Allen Taylor, director of the HNRCA Laboratory for Nutrition and Vision Research, discussed “Dietary Carbohydrate Intake and Glycemic Index in Relation to Cortical and Nuclear Lens Opacities” at the Age-Related Eye Disease Study Cooperative Cataract Research Group meeting in Kona, Hawaii, on November 1. Taylor gave an invited talk on “Aging, Visual Function and Food Ingredients,” focusing on the effects of diet and nutrition on sight and visual ability, at the International Conference on Foods for the Healthy Elderly—Fit for Growth in Amsterdam January 25-28. The conference offered the latest science-based and market developments in designing food and beverages for healthy elderly.

Dawn Geronimo Terkla, executive director of institutional research, presented an invited lecture on “IR Is More Than Just Data!” at the Future of Institutional Research in Irish Higher Education seminar November 22. The seminar was sponsored by the Irish Universities Quality Board, and representatives from the seven national Irish universities and the Dublin Institute of Technology attended. On December 7, she was an invited presenter at the New England Association of Schools and Colleges’ 120th annual meeting and conference. The topic of her presentation was “Learning about Experiences and Outcomes through Alumni Surveys.”

Cindy Briggs Tobin, director of annual giving and alumni relations at the Friedman School of Nutrition Science and Policy, and Elizabeth Stearns, director of annual giving and alumni relations at the Cummings School of Veterinary Medicine, gave a presentation on “Fundraising for Graduate and Professional Schools” at the 2006 Council for Advancement and Support of Education (CASE) District I conference February 14 in Montreal, Canada.

Jane Van Dae has joined the Office of Medical Development as a staff assistant. She moves east from the Cummings School of Veterinary Medicine, where she worked as a staff assistant in the Office of Student Affairs with the summer career exploration program, Adventures in Veterinary Medicine. She graduated from Indiana University with a B.A. in English and a minor in Italian and history.

Dr. Xiang-Dong Wang, director of the HNRCA’s Nutrition and Cancer Biology Laboratory, has been promoted to professor in the Friedman School of Nutrition Science and Policy. His major research interests have included investigating the mechanisms of actions of carotenoids and retinoids in cigarette smoke-related lung carcinogenesis and in alcohol drinking-associated liver disease. He was the recipient of the 2005 ELR Stokstad Award from the American Society for Nutritional Sciences.

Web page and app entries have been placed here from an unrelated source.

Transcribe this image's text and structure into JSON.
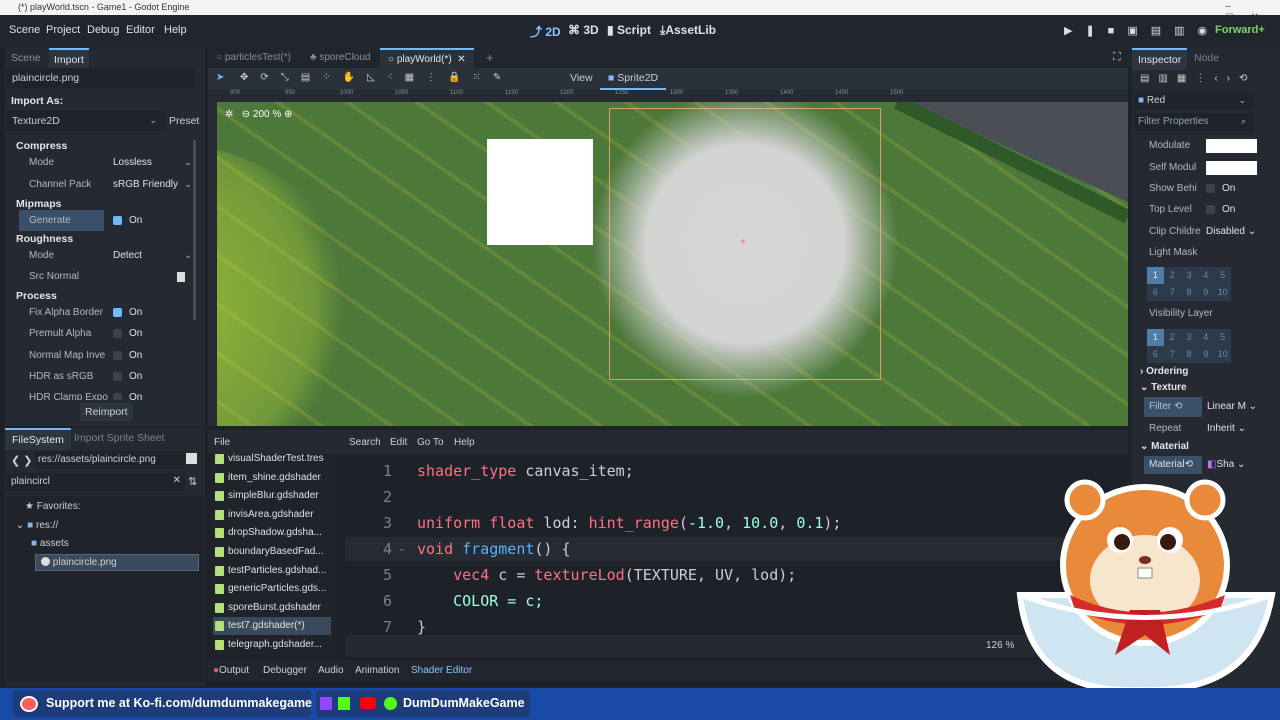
{
  "window": {
    "title": "(*) playWorld.tscn - Game1 - Godot Engine"
  },
  "menu": [
    "Scene",
    "Project",
    "Debug",
    "Editor",
    "Help"
  ],
  "workspaces": [
    "2D",
    "3D",
    "Script",
    "AssetLib"
  ],
  "renderer": "Forward+",
  "left_dock": {
    "tabs": [
      "Scene",
      "Import"
    ],
    "file": "plaincircle.png",
    "import_as_label": "Import As:",
    "import_as": "Texture2D",
    "preset": "Preset",
    "sections": [
      {
        "title": "Compress",
        "rows": [
          {
            "label": "Mode",
            "value": "Lossless",
            "type": "select"
          },
          {
            "label": "Channel Pack",
            "value": "sRGB Friendly",
            "type": "select"
          }
        ]
      },
      {
        "title": "Mipmaps",
        "rows": [
          {
            "label": "Generate",
            "value": "On",
            "type": "check",
            "checked": true
          }
        ]
      },
      {
        "title": "Roughness",
        "rows": [
          {
            "label": "Mode",
            "value": "Detect",
            "type": "select"
          },
          {
            "label": "Src Normal",
            "value": "",
            "type": "file"
          }
        ]
      },
      {
        "title": "Process",
        "rows": [
          {
            "label": "Fix Alpha Border",
            "value": "On",
            "type": "check",
            "checked": true
          },
          {
            "label": "Premult Alpha",
            "value": "On",
            "type": "check",
            "checked": false
          },
          {
            "label": "Normal Map Inve",
            "value": "On",
            "type": "check",
            "checked": false
          },
          {
            "label": "HDR as sRGB",
            "value": "On",
            "type": "check",
            "checked": false
          },
          {
            "label": "HDR Clamp Expo",
            "value": "On",
            "type": "check",
            "checked": false
          }
        ]
      }
    ],
    "reimport": "Reimport"
  },
  "filesystem": {
    "tabs": [
      "FileSystem",
      "Import Sprite Sheet"
    ],
    "path": "res://assets/plaincircle.png",
    "filter": "plaincircl",
    "favorites": "Favorites:",
    "tree": [
      "res://",
      "assets",
      "plaincircle.png"
    ]
  },
  "scene_tabs": [
    "particlesTest(*)",
    "sporeCloud",
    "playWorld(*)"
  ],
  "toolbar": {
    "view": "View",
    "sprite": "Sprite2D",
    "zoom": "200 %"
  },
  "ruler": [
    "900",
    "950",
    "1000",
    "1050",
    "1100",
    "1150",
    "1200",
    "1250",
    "1300",
    "1350",
    "1400",
    "1450",
    "1500"
  ],
  "shader_editor": {
    "menu": [
      "File",
      "Search",
      "Edit",
      "Go To",
      "Help"
    ],
    "files": [
      "visualShaderTest.tres",
      "item_shine.gdshader",
      "simpleBlur.gdshader",
      "invisArea.gdshader",
      "dropShadow.gdsha...",
      "boundaryBasedFad...",
      "testParticles.gdshad...",
      "genericParticles.gds...",
      "sporeBurst.gdshader",
      "test7.gdshader(*)",
      "telegraph.gdshader..."
    ],
    "line_numbers": [
      "1",
      "2",
      "3",
      "4",
      "5",
      "6",
      "7"
    ],
    "code": {
      "l1a": "shader_type",
      "l1b": " canvas_item;",
      "l3a": "uniform float",
      "l3b": " lod: ",
      "l3c": "hint_range",
      "l3d": "(",
      "l3e": "-1.0",
      "l3f": ", ",
      "l3g": "10.0",
      "l3h": ", ",
      "l3i": "0.1",
      "l3j": ");",
      "l4a": "void",
      "l4b": " ",
      "l4c": "fragment",
      "l4d": "() {",
      "l5a": "    vec4",
      "l5b": " c = ",
      "l5c": "textureLod",
      "l5d": "(TEXTURE, UV, lod);",
      "l6": "    COLOR = c;",
      "l7": "}"
    },
    "zoom": "126 %"
  },
  "bottom_tabs": [
    "Output",
    "Debugger",
    "Audio",
    "Animation",
    "Shader Editor"
  ],
  "inspector": {
    "tabs": [
      "Inspector",
      "Node"
    ],
    "object": "Red",
    "filter_placeholder": "Filter Properties",
    "modulate": "Modulate",
    "self_modulate": "Self Modul",
    "show_behind": "Show Behi",
    "top_level": "Top Level",
    "clip_children": "Clip Childre",
    "clip_value": "Disabled",
    "on": "On",
    "light_mask": "Light Mask",
    "visibility_layer": "Visibility Layer",
    "layers": [
      "1",
      "2",
      "3",
      "4",
      "5",
      "6",
      "7",
      "8",
      "9",
      "10"
    ],
    "ordering": "Ordering",
    "texture": "Texture",
    "filter": "Filter",
    "filter_value": "Linear M",
    "repeat": "Repeat",
    "repeat_value": "Inherit",
    "material_section": "Material",
    "material": "Material",
    "material_value": "Sha"
  },
  "banner": {
    "kofi": "Support me at Ko-fi.com/dumdummakegame",
    "channel": "DumDumMakeGame"
  }
}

Dr. Eugene White, assistant professor of environmental and population health at the Cummings School, has become a diplomate of the American Board of Veterinary Practitioners (ABVP). The ABVP is different from other American Veterinary Medical Association specialty boards in that diplomates of ABVP are certified by species specialization rather than by discipline. White is certified in dairy practice, joining a select group of fewer than 40 individuals.

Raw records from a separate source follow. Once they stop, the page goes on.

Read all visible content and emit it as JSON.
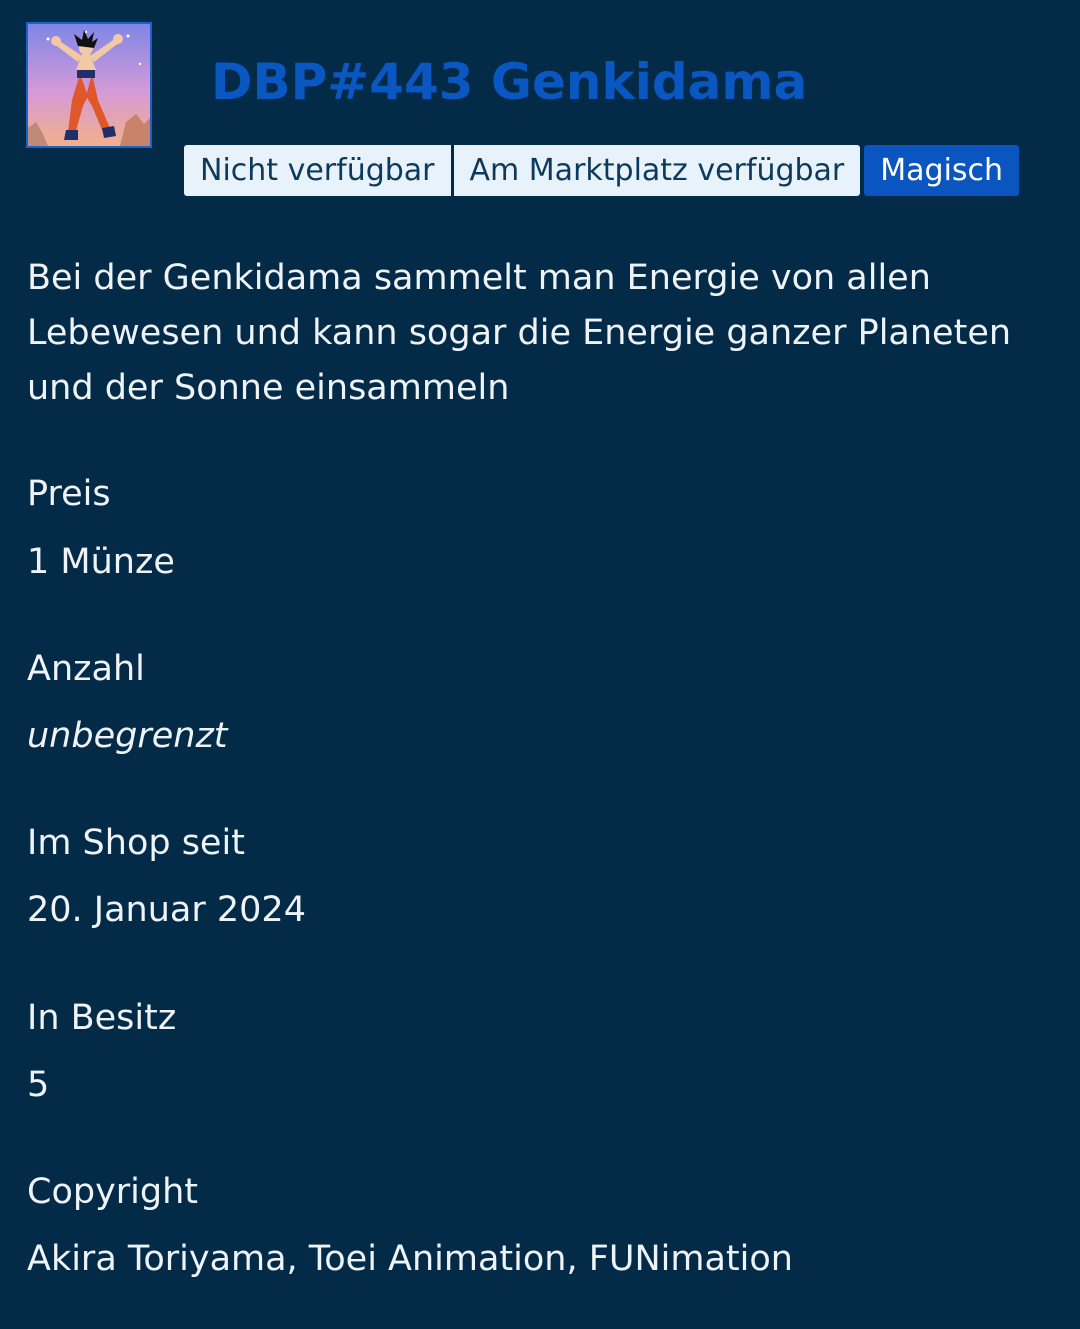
{
  "item": {
    "title": "DBP#443 Genkidama",
    "badges": [
      {
        "label": "Nicht verfügbar"
      },
      {
        "label": "Am Marktplatz verfügbar"
      },
      {
        "label": "Magisch"
      }
    ],
    "description": "Bei der Genkidama sammelt man Energie von allen Lebewesen und kann sogar die Energie ganzer Planeten und der Sonne einsammeln"
  },
  "fields": {
    "price": {
      "label": "Preis",
      "value": "1 Münze"
    },
    "quantity": {
      "label": "Anzahl",
      "value": "unbegrenzt"
    },
    "since": {
      "label": "Im Shop seit",
      "value": "20. Januar 2024"
    },
    "owned": {
      "label": "In Besitz",
      "value": "5"
    },
    "copyright": {
      "label": "Copyright",
      "value": "Akira Toriyama, Toei Animation, FUNimation"
    }
  },
  "colors": {
    "background": "#032a47",
    "title": "#0a57c2",
    "badge_light": "#e8f2fb",
    "badge_accent": "#0a55c0",
    "text": "#eef3f8"
  },
  "image": {
    "icon": "goku-spirit-bomb-image"
  }
}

Jeffrey Zabel, associate professor of economics, and his co-author, Robert Paterson, presented their paper, “Spatial and Temporal Aspects of the Impact of Regulation on Housing Supply: An Analysis of Critical Habitat Designation in California,” at the annual meeting of the Allied Social Science Association January 6-8 in Boston.